“Do I deserve the right to my opinion?”
“Do I deserve the right to say how I really feel?”
“Do I even deserve the right to my unexpressed feelings?
How many of you have feelings that you don’t think you have the right to have?
You may think, “I shouldn’t feel that way.”
As soon as we go down the slippery slope and question whether we have the right to our own feelings, our own voice, our own opinion, we fall into a trap. I call it emotional weight. I call it the junk food thoughts of our life. It’s what weighs us down.
But that can change when we rise up and take back what was always ours – our authentic voice.
Do you give yourself a moment to fully express yourself privately and make peace with that moment?
It’s okay to feel anger.
It’s okay to feel frustration.
It’s okay to feel sadness.
But we don’t think we have the right.
“I should suck it up, man up.” I can’t tell you how many people tell me that, “I need to get over it.”
Well okay, we don’t want to wallow in self-pity, but we do have a right to our feelings. We actually have a birthright to our feelings.
And here’s what I want to say to anybody whosever had this experience of questioning whether or not they deserve, whether or not they are worthy of self-expression, of their truth – it’s your birthright. You’re human. You’re here. You live and breathe, so how can anybody take away your right to your own feelings?

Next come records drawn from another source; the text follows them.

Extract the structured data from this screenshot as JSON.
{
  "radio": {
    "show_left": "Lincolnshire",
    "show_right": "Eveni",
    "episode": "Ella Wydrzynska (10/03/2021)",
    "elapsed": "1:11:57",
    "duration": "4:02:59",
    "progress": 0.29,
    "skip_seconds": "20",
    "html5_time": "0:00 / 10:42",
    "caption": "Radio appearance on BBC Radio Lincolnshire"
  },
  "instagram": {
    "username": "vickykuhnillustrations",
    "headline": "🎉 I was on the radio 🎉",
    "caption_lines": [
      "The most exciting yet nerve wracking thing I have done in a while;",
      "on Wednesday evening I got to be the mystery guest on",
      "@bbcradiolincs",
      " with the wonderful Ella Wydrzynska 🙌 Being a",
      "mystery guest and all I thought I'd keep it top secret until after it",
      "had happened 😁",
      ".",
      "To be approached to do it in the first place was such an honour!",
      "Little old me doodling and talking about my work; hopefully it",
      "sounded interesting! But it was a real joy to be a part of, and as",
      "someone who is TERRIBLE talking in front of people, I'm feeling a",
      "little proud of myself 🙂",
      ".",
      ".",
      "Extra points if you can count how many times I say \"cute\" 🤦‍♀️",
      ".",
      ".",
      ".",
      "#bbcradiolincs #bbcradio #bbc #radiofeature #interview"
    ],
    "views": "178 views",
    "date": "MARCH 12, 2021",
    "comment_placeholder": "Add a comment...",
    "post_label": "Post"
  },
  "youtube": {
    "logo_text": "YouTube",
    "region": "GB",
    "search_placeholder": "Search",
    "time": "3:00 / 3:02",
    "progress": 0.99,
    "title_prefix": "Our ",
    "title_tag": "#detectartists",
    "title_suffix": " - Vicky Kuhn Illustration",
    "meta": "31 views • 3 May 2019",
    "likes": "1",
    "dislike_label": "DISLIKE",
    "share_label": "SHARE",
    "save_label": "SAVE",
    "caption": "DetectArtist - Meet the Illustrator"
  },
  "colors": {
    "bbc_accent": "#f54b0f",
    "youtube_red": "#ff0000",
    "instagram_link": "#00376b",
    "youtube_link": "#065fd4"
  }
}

Maybe when you were little, full self-expression did not work out. Maybe your family didn’t respond well? Maybe you got punished for speaking your truth? But now you’re an adult. You don’t have to remain silent. You don’t have to cut off those feelings, your beliefs, and your truth.
You don’t have to ask the question, “Do I deserve the right to my own voice, my own feelings?”
The question is, “Do I have a right to them?” That’s the literal synonym to the word “deserve”. So ask yourself this, do you have the right to your own feelings?
We are born feeling, human beings. We are born with emotions. They are yours and now, you’re free. You don’t live at home. You don’t have to get approvals from parents or teachers or anyone in a power position.
So how can you begin?
Pema Chodron author of, Start Where You Are, talks about the idea of starting exactly where you are. What she means by that is – start with whatever emotion is really coming up with you and allow that emotion to exist. Breathe into the emotion and breathe out compassion to yourself and anyone in the world that may be experiencing that emotion. Because at any given moment someone is anxious, sad, frustrated, so breath out compassion to anyone who may be experiencing what you are in this moment.
Then allow the emotion to be in your body. Do not resist it. Do not push it away and most of all do not judge it. The emotion will move through you rather quickly if you don’t judge or resist or critique your right to have these emotions.
Everybody deserves their feelings. It’s not a question of deserve. It’s a question of how we’re built. We’re born having feelings, we have no choice. This is what we are, we are thinking and feeling beings.
So take today, see if you can notice your feelings. See if you can allow them to happen without judgment. Just breathe into them and when you hear yourself asking the question, “I shouldn’t. I don’t deserve. I need to get past it,” remind yourself that it’s your birthright. You’re here, you’re alive and your feelings matter. And if they don’t matter to the person to the left or to the right of you, just let them matter to you.
Check out the audio version here https://lauracoe.com/deserve-ugliest-word-english-language/